* _What the task requires_
Could you give the entries again, exactly as written?

BEGIN Record set

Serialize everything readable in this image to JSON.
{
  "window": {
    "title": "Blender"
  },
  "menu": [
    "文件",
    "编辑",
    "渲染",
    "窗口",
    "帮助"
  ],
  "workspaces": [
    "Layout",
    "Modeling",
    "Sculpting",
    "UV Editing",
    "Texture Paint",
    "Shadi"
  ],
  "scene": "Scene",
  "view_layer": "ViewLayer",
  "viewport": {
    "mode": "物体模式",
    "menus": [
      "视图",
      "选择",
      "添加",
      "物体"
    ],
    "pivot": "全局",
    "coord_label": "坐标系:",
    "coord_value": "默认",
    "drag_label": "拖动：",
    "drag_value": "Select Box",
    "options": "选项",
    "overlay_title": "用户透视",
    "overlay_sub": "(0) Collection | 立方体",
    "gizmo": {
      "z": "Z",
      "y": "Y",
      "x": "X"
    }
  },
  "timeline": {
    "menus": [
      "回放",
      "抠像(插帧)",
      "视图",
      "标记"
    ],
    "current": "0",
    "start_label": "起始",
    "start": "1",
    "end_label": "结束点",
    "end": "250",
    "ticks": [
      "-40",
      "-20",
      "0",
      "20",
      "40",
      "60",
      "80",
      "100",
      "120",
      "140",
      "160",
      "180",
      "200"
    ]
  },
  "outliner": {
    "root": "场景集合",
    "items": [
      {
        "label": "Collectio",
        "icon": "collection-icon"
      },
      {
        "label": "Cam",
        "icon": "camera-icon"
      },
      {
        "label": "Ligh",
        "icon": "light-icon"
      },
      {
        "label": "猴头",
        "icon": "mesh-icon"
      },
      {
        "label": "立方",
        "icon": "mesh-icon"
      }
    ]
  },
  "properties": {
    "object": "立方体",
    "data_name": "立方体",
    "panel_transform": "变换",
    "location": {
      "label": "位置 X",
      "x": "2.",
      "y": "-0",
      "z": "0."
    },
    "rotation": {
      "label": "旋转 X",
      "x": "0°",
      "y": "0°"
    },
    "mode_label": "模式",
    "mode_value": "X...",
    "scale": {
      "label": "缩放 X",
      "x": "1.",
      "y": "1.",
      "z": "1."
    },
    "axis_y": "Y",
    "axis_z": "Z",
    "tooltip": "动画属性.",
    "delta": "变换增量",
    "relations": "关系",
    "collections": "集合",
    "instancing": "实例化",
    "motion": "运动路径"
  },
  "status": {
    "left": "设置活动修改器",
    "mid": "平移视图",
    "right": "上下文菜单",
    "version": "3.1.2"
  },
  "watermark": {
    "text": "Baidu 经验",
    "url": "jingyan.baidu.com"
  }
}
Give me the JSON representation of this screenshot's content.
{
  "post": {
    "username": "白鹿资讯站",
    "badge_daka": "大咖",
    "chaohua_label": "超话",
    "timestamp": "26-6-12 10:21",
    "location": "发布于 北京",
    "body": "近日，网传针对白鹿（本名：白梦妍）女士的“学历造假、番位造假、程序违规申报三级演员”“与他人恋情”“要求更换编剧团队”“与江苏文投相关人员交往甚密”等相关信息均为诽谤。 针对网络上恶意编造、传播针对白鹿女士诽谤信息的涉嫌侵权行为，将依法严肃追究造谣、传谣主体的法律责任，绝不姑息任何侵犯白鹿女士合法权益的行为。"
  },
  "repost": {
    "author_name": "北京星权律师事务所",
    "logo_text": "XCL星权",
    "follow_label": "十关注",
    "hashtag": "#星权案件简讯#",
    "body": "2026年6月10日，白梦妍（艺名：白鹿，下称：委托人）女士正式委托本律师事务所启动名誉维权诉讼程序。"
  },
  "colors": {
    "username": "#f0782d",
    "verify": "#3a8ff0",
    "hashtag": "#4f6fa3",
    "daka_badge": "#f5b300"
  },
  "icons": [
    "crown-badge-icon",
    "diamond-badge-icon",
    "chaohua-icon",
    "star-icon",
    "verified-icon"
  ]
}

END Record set

* _Output of the task_
Serialize everything readable in this image to JSON.
{
  "window": {
    "title": "Blender"
  },
  "menu": [
    "文件",
    "编辑",
    "渲染",
    "窗口",
    "帮助"
  ],
  "workspaces": [
    "Layout",
    "Modeling",
    "Sculpting",
    "UV Editing",
    "Texture Paint",
    "Shadi"
  ],
  "scene": "Scene",
  "view_layer": "ViewLayer",
  "viewport": {
    "mode": "物体模式",
    "menus": [
      "视图",
      "选择",
      "添加",
      "物体"
    ],
    "pivot": "全局",
    "coord_label": "坐标系:",
    "coord_value": "默认",
    "drag_label": "拖动：",
    "drag_value": "Select Box",
    "options": "选项",
    "overlay_title": "用户透视",
    "overlay_sub": "(0) Collection | 立方体",
    "gizmo": {
      "z": "Z",
      "y": "Y",
      "x": "X"
    }
  },
  "timeline": {
    "menus": [
      "回放",
      "抠像(插帧)",
      "视图",
      "标记"
    ],
    "current": "0",
    "start_label": "起始",
    "start": "1",
    "end_label": "结束点",
    "end": "250",
    "ticks": [
      "-40",
      "-20",
      "0",
      "20",
      "40",
      "60",
      "80",
      "100",
      "120",
      "140",
      "160",
      "180",
      "200"
    ]
  },
  "outliner": {
    "root": "场景集合",
    "items": [
      {
        "label": "Collectio",
        "icon": "collection-icon"
      },
      {
        "label": "Cam",
        "icon": "camera-icon"
      },
      {
        "label": "Ligh",
        "icon": "light-icon"
      },
      {
        "label": "猴头",
        "icon": "mesh-icon"
      },
      {
        "label": "立方",
        "icon": "mesh-icon"
      }
    ]
  },
  "properties": {
    "object": "立方体",
    "data_name": "立方体",
    "panel_transform": "变换",
    "location": {
      "label": "位置 X",
      "x": "2.",
      "y": "-0",
      "z": "0."
    },
    "rotation": {
      "label": "旋转 X",
      "x": "0°",
      "y": "0°"
    },
    "mode_label": "模式",
    "mode_value": "X...",
    "scale": {
      "label": "缩放 X",
      "x": "1.",
      "y": "1.",
      "z": "1."
    },
    "axis_y": "Y",
    "axis_z": "Z",
    "tooltip": "动画属性.",
    "delta": "变换增量",
    "relations": "关系",
    "collections": "集合",
    "instancing": "实例化",
    "motion": "运动路径"
  },
  "status": {
    "left": "设置活动修改器",
    "mid": "平移视图",
    "right": "上下文菜单",
    "version": "3.1.2"
  },
  "watermark": {
    "text": "Baidu 经验",
    "url": "jingyan.baidu.com"
  }
}
Give me the JSON representation of this screenshot's content.
{
  "post": {
    "username": "白鹿资讯站",
    "badge_daka": "大咖",
    "chaohua_label": "超话",
    "timestamp": "26-6-12 10:21",
    "location": "发布于 北京",
    "body": "近日，网传针对白鹿（本名：白梦妍）女士的“学历造假、番位造假、程序违规申报三级演员”“与他人恋情”“要求更换编剧团队”“与江苏文投相关人员交往甚密”等相关信息均为诽谤。 针对网络上恶意编造、传播针对白鹿女士诽谤信息的涉嫌侵权行为，将依法严肃追究造谣、传谣主体的法律责任，绝不姑息任何侵犯白鹿女士合法权益的行为。"
  },
  "repost": {
    "author_name": "北京星权律师事务所",
    "logo_text": "XCL星权",
    "follow_label": "十关注",
    "hashtag": "#星权案件简讯#",
    "body": "2026年6月10日，白梦妍（艺名：白鹿，下称：委托人）女士正式委托本律师事务所启动名誉维权诉讼程序。"
  },
  "colors": {
    "username": "#f0782d",
    "verify": "#3a8ff0",
    "hashtag": "#4f6fa3",
    "daka_badge": "#f5b300"
  },
  "icons": [
    "crown-badge-icon",
    "diamond-badge-icon",
    "chaohua-icon",
    "star-icon",
    "verified-icon"
  ]
}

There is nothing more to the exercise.